I did find myself intrigued by the opening guitar riff on “Represent,” however when that is followed up with multiple offerings of chorus-heavy drivel any notion of creativity quickly vanishes.
Hear RJA here
— Jeremy Nolais
The Bird And The Bee
Ray Guns Are Not Just The Future
Holy retro Batman, I think my ears are bleeding!
This CD is far from the psychedelic days of the ’60s but still has that same old feel.
The lyrical voice displayed on this album is a cross between Feist and Mama Cass, a little bit of old school mixed in with the new. The instrumental electric craziness will want to make you turn on your lava lamp and head off into a world full of pink elephants and blue daisies. Before you get out your tie-dyed T-shirt from a box under in the basement there are a couple of songs that remind you you’re in the year 2009.
The song “Love letter to Japan” is pretty rocking; it sounds like a Japan-India hybrid of awesome. You will want to be whisked away to the shores of the Ganges River. Working hard to bring you the instrumentals is the one-man band of Greg Kurstin. He works hard to deliver a sense of amusingness to the songs and by the end of the CD pulls something out of his (you know what) to deliver magic. Out of his HAT! What were you thinking?

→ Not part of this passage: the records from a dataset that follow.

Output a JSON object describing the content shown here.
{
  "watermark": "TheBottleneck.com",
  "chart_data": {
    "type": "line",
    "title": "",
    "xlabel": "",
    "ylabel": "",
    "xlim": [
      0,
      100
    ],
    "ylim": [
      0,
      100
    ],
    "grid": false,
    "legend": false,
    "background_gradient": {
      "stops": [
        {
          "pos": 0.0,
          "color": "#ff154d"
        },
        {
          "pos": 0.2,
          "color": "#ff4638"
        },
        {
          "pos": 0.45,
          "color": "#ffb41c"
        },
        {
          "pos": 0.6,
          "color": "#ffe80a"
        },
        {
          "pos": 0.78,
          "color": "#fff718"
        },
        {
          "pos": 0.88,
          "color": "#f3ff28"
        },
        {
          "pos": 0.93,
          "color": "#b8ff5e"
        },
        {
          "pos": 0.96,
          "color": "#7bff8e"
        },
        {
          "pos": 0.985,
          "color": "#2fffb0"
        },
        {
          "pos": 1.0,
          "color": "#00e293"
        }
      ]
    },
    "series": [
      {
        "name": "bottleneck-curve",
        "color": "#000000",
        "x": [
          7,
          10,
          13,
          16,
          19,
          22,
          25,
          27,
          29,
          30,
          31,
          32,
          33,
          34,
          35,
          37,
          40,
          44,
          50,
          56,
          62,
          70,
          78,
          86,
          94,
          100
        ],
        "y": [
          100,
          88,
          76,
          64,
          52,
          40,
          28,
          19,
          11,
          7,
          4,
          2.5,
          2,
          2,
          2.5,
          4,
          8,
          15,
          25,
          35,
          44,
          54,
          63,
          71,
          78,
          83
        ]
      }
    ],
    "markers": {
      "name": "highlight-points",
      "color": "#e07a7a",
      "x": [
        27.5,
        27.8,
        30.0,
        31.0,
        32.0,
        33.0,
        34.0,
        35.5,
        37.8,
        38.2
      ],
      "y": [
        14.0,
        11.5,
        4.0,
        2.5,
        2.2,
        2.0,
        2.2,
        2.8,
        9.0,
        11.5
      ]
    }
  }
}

Hear The Birds and The Bee here
— James Paton
On first listen, Techna by Vancouver-based Christer makes you want to throw off your clothes and head to a rave, thanks to electronic sounds combined with a techno funk beat in tracks like “How Do You Like It” and “Christer is Tronic.”
The 10 tracks on the CD (two are remixes) are all a blend of poetic and sometimes downright weird lyrics. Christer has a pure voice that leaves you wishing she would sing a couple tracks without all the electro in the background.
“How Do You Like It” is the first single off the debut album. It’s been hanging out on campus and electronic radio charts for the last 10 weeks. “Cadaver” is one of the better tracks on Techna and is a surprisingly upbeat song despite the fact it’s about a dead body.
If you are a techno freak or just like to dance around your living room to some kickin’ beats, Techna is your kind of album.
— Kelsey Hipkin
3.5/ 5 stars
I had no idea what kind of music would come through the speakers of my laptop when I threw in Passenger Action’s self-titled first full-length album. The four-member band came together out of two Canadian bands, Choke and the Fullblast and spent the summer of 2008 recording the 12-song disc.
In the first 30 seconds of the opening song “Tonight We Resonate,” the slowness of the guitar and melody was pretty slow and interesting and left me wanting more. After that, it went downhill. Passenger Action sounds like ever other punk band (or tech-punk as they call themselves) that has come before them.
The good openings are again found on sounds like “Absent Minds” and “Surface Issues,” where the guitarist really showcases his work. However, the majority of the songs have the same rhythm, melody and vocal range by lead singer Shawn Moncrieff that nothing really stands out.
The saving grace for this band is their instrumental additions. Included on the disc are two solely instrumental pieces, “Night Frisbee” and “Good Ones Are Hard to Come By.” The latter has haunting string accompaniment and synthesizer that makes it sound almost haunting and relaxing. If you’re into the punk scene, this album will fit nicely into your collection. If not, I would steer clear.
— Amy Gregson